(MATERIAL SUPPLIED begins)

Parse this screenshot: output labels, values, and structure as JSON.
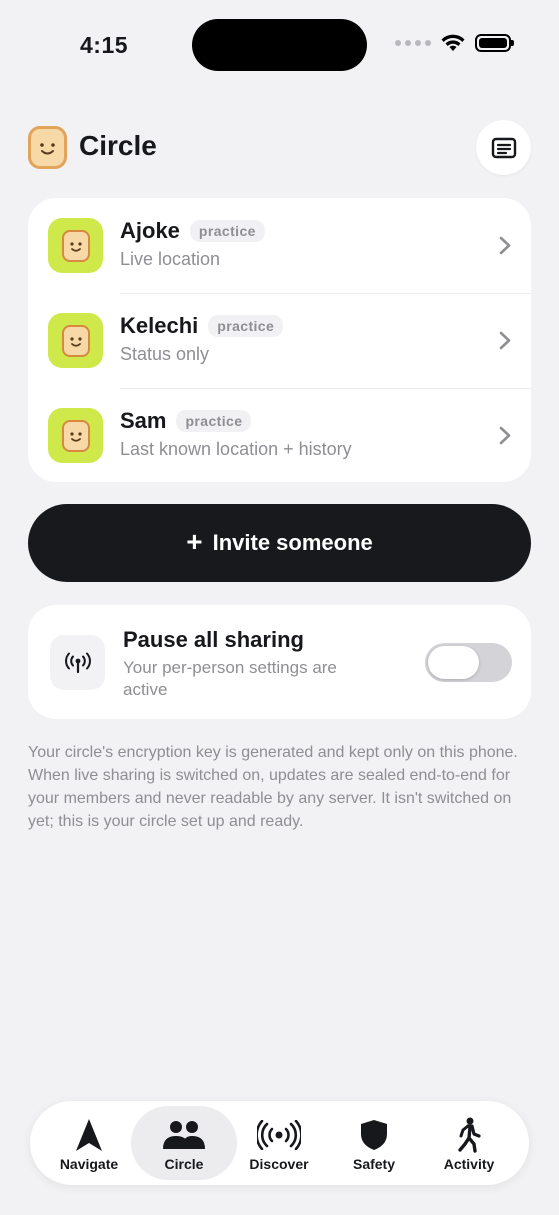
{
  "status_bar": {
    "time": "4:15"
  },
  "header": {
    "title": "Circle",
    "list_button_icon": "list-icon"
  },
  "members": [
    {
      "name": "Ajoke",
      "badge": "practice",
      "status": "Live location"
    },
    {
      "name": "Kelechi",
      "badge": "practice",
      "status": "Status only"
    },
    {
      "name": "Sam",
      "badge": "practice",
      "status": "Last known location + history"
    }
  ],
  "invite": {
    "plus": "+",
    "label": "Invite someone"
  },
  "pause": {
    "title": "Pause all sharing",
    "subtitle": "Your per-person settings are active",
    "toggle_on": false
  },
  "footnote": "Your circle's encryption key is generated and kept only on this phone. When live sharing is switched on, updates are sealed end-to-end for your members and never readable by any server. It isn't switched on yet; this is your circle set up and ready.",
  "tabs": [
    {
      "label": "Navigate",
      "icon": "navigate-arrow-icon",
      "active": false
    },
    {
      "label": "Circle",
      "icon": "people-icon",
      "active": true
    },
    {
      "label": "Discover",
      "icon": "broadcast-icon",
      "active": false
    },
    {
      "label": "Safety",
      "icon": "shield-icon",
      "active": false
    },
    {
      "label": "Activity",
      "icon": "walking-icon",
      "active": false
    }
  ],
  "colors": {
    "background": "#f2f2f4",
    "avatar": "#cfe84a",
    "invite_button": "#18191c",
    "muted_text": "#8e8e93"
  }
}
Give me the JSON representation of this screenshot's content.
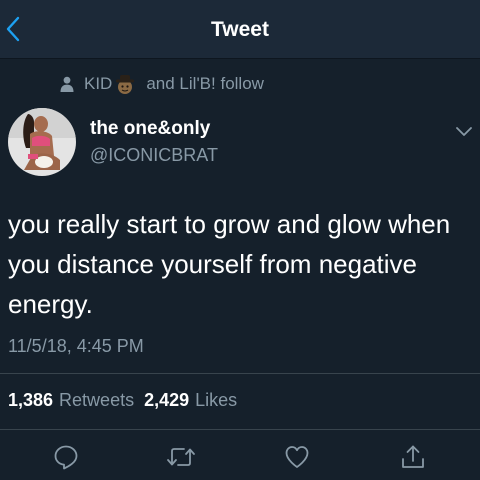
{
  "nav": {
    "title": "Tweet",
    "back_icon": "chevron-left-icon"
  },
  "social_context": {
    "icon": "person-icon",
    "first_name": "KID",
    "emoji": "cowboy-emoji",
    "rest": "and Lil'B! follow"
  },
  "author": {
    "display_name": "the one&only",
    "handle": "@ICONICBRAT",
    "menu_icon": "chevron-down-icon"
  },
  "tweet": {
    "lines": [
      "you really start to grow and glow when",
      "you distance yourself from negative",
      "energy."
    ],
    "timestamp": "11/5/18, 4:45 PM"
  },
  "stats": {
    "retweets_count": "1,386",
    "retweets_label": "Retweets",
    "likes_count": "2,429",
    "likes_label": "Likes"
  },
  "actions": [
    "reply-icon",
    "retweet-icon",
    "like-icon",
    "share-icon"
  ],
  "colors": {
    "background": "#15202b",
    "nav_background": "#1c2938",
    "accent": "#1da1f2",
    "secondary_text": "#8899a6",
    "divider": "#38444d"
  }
}
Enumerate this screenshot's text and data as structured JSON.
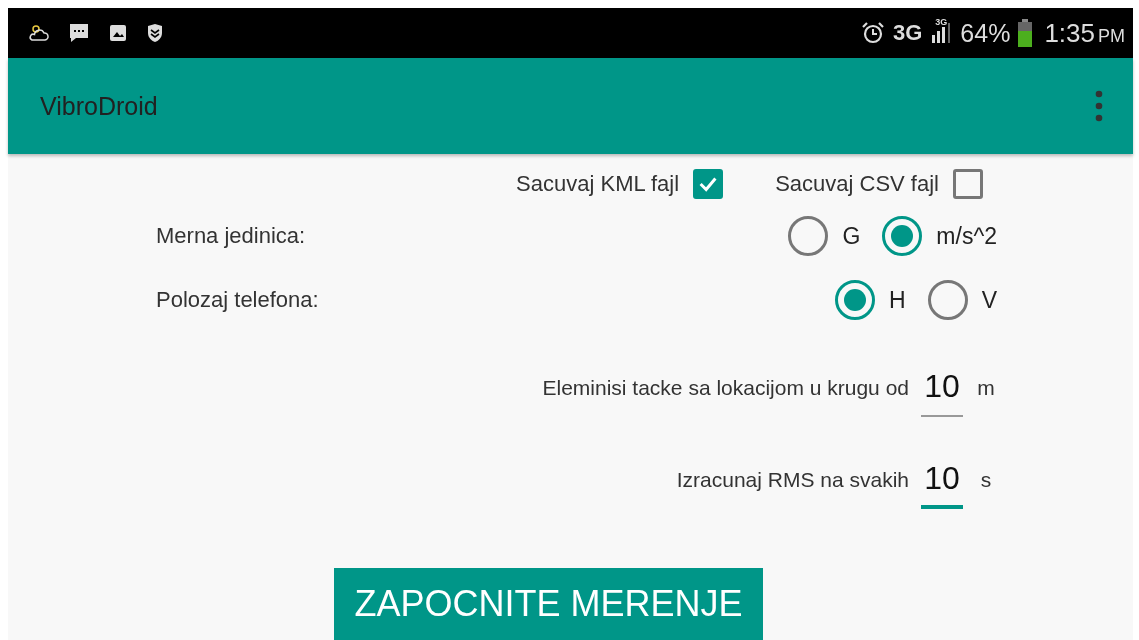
{
  "status_bar": {
    "network": "3G",
    "signal_label": "3G",
    "battery": "64%",
    "time": "1:35",
    "time_suffix": "PM"
  },
  "app_bar": {
    "title": "VibroDroid"
  },
  "checkboxes": [
    {
      "label": "Sacuvaj KML fajl",
      "checked": true
    },
    {
      "label": "Sacuvaj CSV fajl",
      "checked": false
    }
  ],
  "radio_groups": [
    {
      "label": "Merna jedinica:",
      "options": [
        {
          "label": "G",
          "selected": false
        },
        {
          "label": "m/s^2",
          "selected": true
        }
      ]
    },
    {
      "label": "Polozaj telefona:",
      "options": [
        {
          "label": "H",
          "selected": true
        },
        {
          "label": "V",
          "selected": false
        }
      ]
    }
  ],
  "fields": [
    {
      "label": "Eleminisi tacke sa lokacijom u krugu od",
      "value": "10",
      "unit": "m",
      "focused": false
    },
    {
      "label": "Izracunaj RMS na svakih",
      "value": "10",
      "unit": "s",
      "focused": true
    }
  ],
  "button": {
    "label": "ZAPOCNITE MERENJE"
  }
}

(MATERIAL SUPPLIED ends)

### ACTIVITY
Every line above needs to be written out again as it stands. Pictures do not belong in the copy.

### RESULT OF THIS TASK
Parse this screenshot: output labels, values, and structure as JSON.
{
  "status_bar": {
    "time": "4:15"
  },
  "header": {
    "title": "Circle",
    "list_button_icon": "list-icon"
  },
  "members": [
    {
      "name": "Ajoke",
      "badge": "practice",
      "status": "Live location"
    },
    {
      "name": "Kelechi",
      "badge": "practice",
      "status": "Status only"
    },
    {
      "name": "Sam",
      "badge": "practice",
      "status": "Last known location + history"
    }
  ],
  "invite": {
    "plus": "+",
    "label": "Invite someone"
  },
  "pause": {
    "title": "Pause all sharing",
    "subtitle": "Your per-person settings are active",
    "toggle_on": false
  },
  "footnote": "Your circle's encryption key is generated and kept only on this phone. When live sharing is switched on, updates are sealed end-to-end for your members and never readable by any server. It isn't switched on yet; this is your circle set up and ready.",
  "tabs": [
    {
      "label": "Navigate",
      "icon": "navigate-arrow-icon",
      "active": false
    },
    {
      "label": "Circle",
      "icon": "people-icon",
      "active": true
    },
    {
      "label": "Discover",
      "icon": "broadcast-icon",
      "active": false
    },
    {
      "label": "Safety",
      "icon": "shield-icon",
      "active": false
    },
    {
      "label": "Activity",
      "icon": "walking-icon",
      "active": false
    }
  ],
  "colors": {
    "background": "#f2f2f4",
    "avatar": "#cfe84a",
    "invite_button": "#18191c",
    "muted_text": "#8e8e93"
  }
}
Give me the JSON representation of this screenshot's content.
{
  "nav": {
    "title": "Tweet",
    "back_icon": "chevron-left-icon"
  },
  "social_context": {
    "icon": "person-icon",
    "first_name": "KID",
    "emoji": "cowboy-emoji",
    "rest": "and Lil'B! follow"
  },
  "author": {
    "display_name": "the one&only",
    "handle": "@ICONICBRAT",
    "menu_icon": "chevron-down-icon"
  },
  "tweet": {
    "lines": [
      "you really start to grow and glow when",
      "you distance yourself from negative",
      "energy."
    ],
    "timestamp": "11/5/18, 4:45 PM"
  },
  "stats": {
    "retweets_count": "1,386",
    "retweets_label": "Retweets",
    "likes_count": "2,429",
    "likes_label": "Likes"
  },
  "actions": [
    "reply-icon",
    "retweet-icon",
    "like-icon",
    "share-icon"
  ],
  "colors": {
    "background": "#15202b",
    "nav_background": "#1c2938",
    "accent": "#1da1f2",
    "secondary_text": "#8899a6",
    "divider": "#38444d"
  }
}
Enumerate this screenshot's text and data as structured JSON.
{
  "status_bar": {
    "network": "3G",
    "signal_label": "3G",
    "battery": "64%",
    "time": "1:35",
    "time_suffix": "PM"
  },
  "app_bar": {
    "title": "VibroDroid"
  },
  "checkboxes": [
    {
      "label": "Sacuvaj KML fajl",
      "checked": true
    },
    {
      "label": "Sacuvaj CSV fajl",
      "checked": false
    }
  ],
  "radio_groups": [
    {
      "label": "Merna jedinica:",
      "options": [
        {
          "label": "G",
          "selected": false
        },
        {
          "label": "m/s^2",
          "selected": true
        }
      ]
    },
    {
      "label": "Polozaj telefona:",
      "options": [
        {
          "label": "H",
          "selected": true
        },
        {
          "label": "V",
          "selected": false
        }
      ]
    }
  ],
  "fields": [
    {
      "label": "Eleminisi tacke sa lokacijom u krugu od",
      "value": "10",
      "unit": "m",
      "focused": false
    },
    {
      "label": "Izracunaj RMS na svakih",
      "value": "10",
      "unit": "s",
      "focused": true
    }
  ],
  "button": {
    "label": "ZAPOCNITE MERENJE"
  }
}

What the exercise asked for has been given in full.